Sylvia St. Cyr , Account Executive, Midwest Region
The 60’s were complicated. To set context, I remember atomic bomb safety drills vividly. I never attended school with a student of color, or a student with special needs. We were all traditional June and Ward Cleaver kids, growing up in a world that seemed so calm on the surface, as deep underlying national concerns and issues were spiraling out of control underneath.
By the time I was in 6th grade, the Vietnam War was in full swing, The Beatles were a music revolution, and classroom practices slowly started shifting away from traditional norms.
One teacher stands out for me during that time period – Mr. Henry Schmidt. He was my 6th grade teacher and he fascinated me! I never knew what to expect in his classroom, and learning took a turn for me that year from seeming imprisonment to an endless world of fascinating topics to explore. I never realized that learning could be fun, complex, and interesting! Mr. Schmidt had us all captivated, at all times. I remember listening to the lyrics of “Hey Jude” with headphones on and then being probed with complicated questions about the song… What does it mean? How can you interpret the lyrics? How does it connect to you? Our Christmas party was at his house, and he took us each out on a toboggan dragged across the ice on a snowmobile. I STILL remember how exhilarating and cold it was, and how the hot chocolate his wife made for us afterwards warmed the life back into my hands and toes. My favorite Mr. Schmidt memory is when he came into our classroom after recess and began putting all of our desks into a pod… What was he up to? He then proceeded to climb on top of the desks (“Oh Captain, my Captain” style). Once on top, he had a golf club in his hand, and he showed us how to swing it. I kept looking over my shoulder waiting for the principal to see him and drag him off! I was seriously worried that he’d gone too far.

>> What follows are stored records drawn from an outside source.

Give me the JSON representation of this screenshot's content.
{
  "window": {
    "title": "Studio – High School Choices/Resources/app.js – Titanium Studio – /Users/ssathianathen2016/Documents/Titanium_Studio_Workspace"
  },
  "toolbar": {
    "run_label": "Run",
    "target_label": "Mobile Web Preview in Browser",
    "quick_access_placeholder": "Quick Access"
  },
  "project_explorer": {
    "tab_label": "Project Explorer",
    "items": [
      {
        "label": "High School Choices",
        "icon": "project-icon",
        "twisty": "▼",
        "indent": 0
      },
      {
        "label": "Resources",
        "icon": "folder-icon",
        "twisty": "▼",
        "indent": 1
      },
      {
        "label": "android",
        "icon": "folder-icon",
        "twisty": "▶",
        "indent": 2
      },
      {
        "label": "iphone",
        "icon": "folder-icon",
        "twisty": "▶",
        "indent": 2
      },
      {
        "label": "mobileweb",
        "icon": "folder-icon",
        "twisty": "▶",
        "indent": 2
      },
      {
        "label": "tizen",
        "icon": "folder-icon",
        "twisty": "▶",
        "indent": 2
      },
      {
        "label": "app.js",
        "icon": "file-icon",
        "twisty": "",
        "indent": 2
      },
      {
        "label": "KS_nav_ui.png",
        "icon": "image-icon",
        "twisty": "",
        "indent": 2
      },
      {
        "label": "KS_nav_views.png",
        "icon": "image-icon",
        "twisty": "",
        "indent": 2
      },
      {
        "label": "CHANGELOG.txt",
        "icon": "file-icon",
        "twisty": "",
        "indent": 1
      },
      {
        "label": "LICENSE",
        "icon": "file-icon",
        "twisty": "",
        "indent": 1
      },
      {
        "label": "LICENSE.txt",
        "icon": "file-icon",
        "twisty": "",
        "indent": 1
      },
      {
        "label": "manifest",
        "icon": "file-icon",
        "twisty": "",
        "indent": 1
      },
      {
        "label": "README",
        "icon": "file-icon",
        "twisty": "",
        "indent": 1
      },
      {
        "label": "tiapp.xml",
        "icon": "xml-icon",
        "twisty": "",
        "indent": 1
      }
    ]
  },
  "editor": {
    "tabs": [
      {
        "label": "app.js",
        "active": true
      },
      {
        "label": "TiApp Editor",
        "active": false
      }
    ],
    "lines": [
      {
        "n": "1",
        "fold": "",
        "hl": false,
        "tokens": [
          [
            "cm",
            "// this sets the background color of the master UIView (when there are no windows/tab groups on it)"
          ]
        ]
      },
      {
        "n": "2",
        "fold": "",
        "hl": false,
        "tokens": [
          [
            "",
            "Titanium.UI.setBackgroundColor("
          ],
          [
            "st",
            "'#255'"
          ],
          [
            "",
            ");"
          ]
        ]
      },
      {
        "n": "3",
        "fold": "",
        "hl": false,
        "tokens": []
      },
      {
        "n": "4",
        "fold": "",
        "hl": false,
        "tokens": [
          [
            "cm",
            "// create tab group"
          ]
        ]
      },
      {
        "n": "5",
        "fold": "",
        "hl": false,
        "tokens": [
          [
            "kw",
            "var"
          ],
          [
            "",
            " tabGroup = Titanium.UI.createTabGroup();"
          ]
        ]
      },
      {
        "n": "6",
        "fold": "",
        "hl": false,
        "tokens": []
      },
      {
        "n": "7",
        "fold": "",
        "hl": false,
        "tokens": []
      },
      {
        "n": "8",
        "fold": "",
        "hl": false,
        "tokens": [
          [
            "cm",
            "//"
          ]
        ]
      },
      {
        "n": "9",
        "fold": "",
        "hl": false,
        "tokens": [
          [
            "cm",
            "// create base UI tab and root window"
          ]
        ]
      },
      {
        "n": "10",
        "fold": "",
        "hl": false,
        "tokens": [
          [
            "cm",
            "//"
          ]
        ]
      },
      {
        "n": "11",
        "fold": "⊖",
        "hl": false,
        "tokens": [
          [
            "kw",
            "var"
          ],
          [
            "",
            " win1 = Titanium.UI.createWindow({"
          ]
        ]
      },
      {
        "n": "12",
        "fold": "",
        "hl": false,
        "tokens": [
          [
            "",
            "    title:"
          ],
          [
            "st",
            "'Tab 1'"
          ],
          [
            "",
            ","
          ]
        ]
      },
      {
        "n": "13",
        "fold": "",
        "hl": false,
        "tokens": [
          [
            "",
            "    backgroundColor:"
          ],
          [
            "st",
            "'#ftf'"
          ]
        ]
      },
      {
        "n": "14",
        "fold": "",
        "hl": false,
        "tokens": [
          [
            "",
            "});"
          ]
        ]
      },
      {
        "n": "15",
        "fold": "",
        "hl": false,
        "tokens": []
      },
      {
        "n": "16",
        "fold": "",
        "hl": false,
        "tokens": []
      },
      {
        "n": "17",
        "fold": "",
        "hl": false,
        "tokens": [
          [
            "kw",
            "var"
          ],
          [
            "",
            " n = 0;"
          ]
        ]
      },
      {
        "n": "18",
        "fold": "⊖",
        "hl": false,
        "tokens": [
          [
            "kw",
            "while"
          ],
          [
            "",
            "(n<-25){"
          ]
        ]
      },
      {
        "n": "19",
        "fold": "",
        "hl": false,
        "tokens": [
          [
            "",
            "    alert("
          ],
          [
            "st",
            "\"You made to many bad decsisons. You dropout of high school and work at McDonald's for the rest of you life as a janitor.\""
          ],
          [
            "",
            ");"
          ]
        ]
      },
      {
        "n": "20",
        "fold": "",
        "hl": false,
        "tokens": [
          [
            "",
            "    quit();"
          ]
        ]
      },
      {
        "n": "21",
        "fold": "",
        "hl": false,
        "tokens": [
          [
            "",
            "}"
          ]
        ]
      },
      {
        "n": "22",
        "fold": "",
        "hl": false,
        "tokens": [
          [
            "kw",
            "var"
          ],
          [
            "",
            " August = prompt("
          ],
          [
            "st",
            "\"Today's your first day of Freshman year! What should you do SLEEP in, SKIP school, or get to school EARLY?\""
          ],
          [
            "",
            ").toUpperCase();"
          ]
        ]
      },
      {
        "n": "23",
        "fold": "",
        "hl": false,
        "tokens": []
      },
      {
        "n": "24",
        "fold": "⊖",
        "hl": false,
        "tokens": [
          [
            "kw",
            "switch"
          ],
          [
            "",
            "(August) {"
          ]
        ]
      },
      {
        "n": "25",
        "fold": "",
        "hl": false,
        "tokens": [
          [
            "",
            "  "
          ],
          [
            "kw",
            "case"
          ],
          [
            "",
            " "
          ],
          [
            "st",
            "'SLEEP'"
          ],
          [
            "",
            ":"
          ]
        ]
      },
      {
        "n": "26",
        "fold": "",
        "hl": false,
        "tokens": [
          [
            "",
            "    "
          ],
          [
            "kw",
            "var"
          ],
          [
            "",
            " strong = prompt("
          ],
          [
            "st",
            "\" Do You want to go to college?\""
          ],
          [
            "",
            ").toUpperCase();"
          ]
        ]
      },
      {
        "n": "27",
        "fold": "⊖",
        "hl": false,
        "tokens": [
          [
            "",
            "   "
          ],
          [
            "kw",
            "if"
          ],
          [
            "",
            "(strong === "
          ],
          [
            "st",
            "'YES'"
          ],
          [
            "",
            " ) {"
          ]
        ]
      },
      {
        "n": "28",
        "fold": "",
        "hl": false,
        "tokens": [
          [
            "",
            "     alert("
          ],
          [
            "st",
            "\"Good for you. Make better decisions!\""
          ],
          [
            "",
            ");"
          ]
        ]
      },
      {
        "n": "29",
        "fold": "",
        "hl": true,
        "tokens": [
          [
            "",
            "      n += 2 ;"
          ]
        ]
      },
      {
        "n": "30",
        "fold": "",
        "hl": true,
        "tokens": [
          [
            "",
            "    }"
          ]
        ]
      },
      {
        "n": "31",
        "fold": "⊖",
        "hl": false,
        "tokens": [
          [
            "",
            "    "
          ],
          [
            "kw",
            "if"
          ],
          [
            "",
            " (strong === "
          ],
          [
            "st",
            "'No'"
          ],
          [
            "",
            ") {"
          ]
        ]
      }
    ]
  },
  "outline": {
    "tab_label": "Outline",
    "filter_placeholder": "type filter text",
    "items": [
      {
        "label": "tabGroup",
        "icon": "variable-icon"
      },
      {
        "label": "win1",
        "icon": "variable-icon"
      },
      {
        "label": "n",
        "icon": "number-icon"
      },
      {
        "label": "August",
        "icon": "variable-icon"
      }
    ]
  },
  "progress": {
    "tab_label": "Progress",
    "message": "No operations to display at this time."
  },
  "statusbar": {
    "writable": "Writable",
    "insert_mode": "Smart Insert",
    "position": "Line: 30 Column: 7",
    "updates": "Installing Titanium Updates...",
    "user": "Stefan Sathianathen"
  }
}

I absolutely treasure the memories he gave me, and he was the inspiration for me to become a teacher myself. I looked him up several years ago, and when I called to speak to him, the school secretary said: “He’s with his class right now… making furniture”. I was not surprised. He was happy to hear from me, but I could tell he didn’t remember me. I thanked him for the strong contribution he had in my path to becoming a teacher. What Mr. Schmidt never knew at the time was that things at home were not safe or comfortable for me, and that I was experiencing fear and stress. He didn’t know that being in his classroom was the very best part of my day, and the very safest and understood I would ever feel. I always kept this in mind when I was teaching. As educators, we may be the only safe haven for a student. This is a non-negotiable that every student deserves; a safe place.
Mr. Schmidt taught me one more lesson on that last call, of course. He taught me that even though I may never remember every student I ever taught over the decades, it doesn’t mean that they will forget me. How do I want them to remember me? My goal as a teacher was to be that catalyst for my students… to open doors for them to new experiences; to welcome them and make them feel safe and engaged. I’m sure I wasn’t as effective as Mr. Schmidt, as he set the bar very high, but what a wonderful example he was for me to consider in my own work. It’s the distinction between being a teacher or an educator. I believe I was an educator and I also believe it’s because of him.